Work request
Reproduce each line below without any alteration.

The data
____________

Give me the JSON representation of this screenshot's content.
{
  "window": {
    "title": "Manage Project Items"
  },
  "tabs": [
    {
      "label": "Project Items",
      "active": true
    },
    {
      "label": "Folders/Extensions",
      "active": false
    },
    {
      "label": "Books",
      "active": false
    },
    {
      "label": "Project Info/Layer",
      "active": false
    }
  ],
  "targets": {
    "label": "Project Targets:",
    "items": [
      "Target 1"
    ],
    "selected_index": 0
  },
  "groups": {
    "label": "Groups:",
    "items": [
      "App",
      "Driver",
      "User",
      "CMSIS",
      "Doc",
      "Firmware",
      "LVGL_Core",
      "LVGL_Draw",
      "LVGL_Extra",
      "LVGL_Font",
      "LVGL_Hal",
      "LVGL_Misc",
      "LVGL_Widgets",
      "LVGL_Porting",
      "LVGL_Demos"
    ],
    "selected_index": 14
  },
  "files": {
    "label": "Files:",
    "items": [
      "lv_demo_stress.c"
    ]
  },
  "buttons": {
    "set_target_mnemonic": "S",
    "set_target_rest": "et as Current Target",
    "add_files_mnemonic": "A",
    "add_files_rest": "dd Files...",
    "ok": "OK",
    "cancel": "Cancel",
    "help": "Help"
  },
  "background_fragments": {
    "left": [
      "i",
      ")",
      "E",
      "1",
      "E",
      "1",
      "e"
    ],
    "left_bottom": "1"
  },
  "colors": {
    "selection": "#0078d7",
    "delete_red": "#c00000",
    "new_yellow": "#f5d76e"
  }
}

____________

Output for this task
Give me the JSON representation of this screenshot's content.
{
  "window": {
    "title": "Manage Project Items"
  },
  "tabs": [
    {
      "label": "Project Items",
      "active": true
    },
    {
      "label": "Folders/Extensions",
      "active": false
    },
    {
      "label": "Books",
      "active": false
    },
    {
      "label": "Project Info/Layer",
      "active": false
    }
  ],
  "targets": {
    "label": "Project Targets:",
    "items": [
      "Target 1"
    ],
    "selected_index": 0
  },
  "groups": {
    "label": "Groups:",
    "items": [
      "App",
      "Driver",
      "User",
      "CMSIS",
      "Doc",
      "Firmware",
      "LVGL_Core",
      "LVGL_Draw",
      "LVGL_Extra",
      "LVGL_Font",
      "LVGL_Hal",
      "LVGL_Misc",
      "LVGL_Widgets",
      "LVGL_Porting",
      "LVGL_Demos"
    ],
    "selected_index": 14
  },
  "files": {
    "label": "Files:",
    "items": [
      "lv_demo_stress.c"
    ]
  },
  "buttons": {
    "set_target_mnemonic": "S",
    "set_target_rest": "et as Current Target",
    "add_files_mnemonic": "A",
    "add_files_rest": "dd Files...",
    "ok": "OK",
    "cancel": "Cancel",
    "help": "Help"
  },
  "background_fragments": {
    "left": [
      "i",
      ")",
      "E",
      "1",
      "E",
      "1",
      "e"
    ],
    "left_bottom": "1"
  },
  "colors": {
    "selection": "#0078d7",
    "delete_red": "#c00000",
    "new_yellow": "#f5d76e"
  }
}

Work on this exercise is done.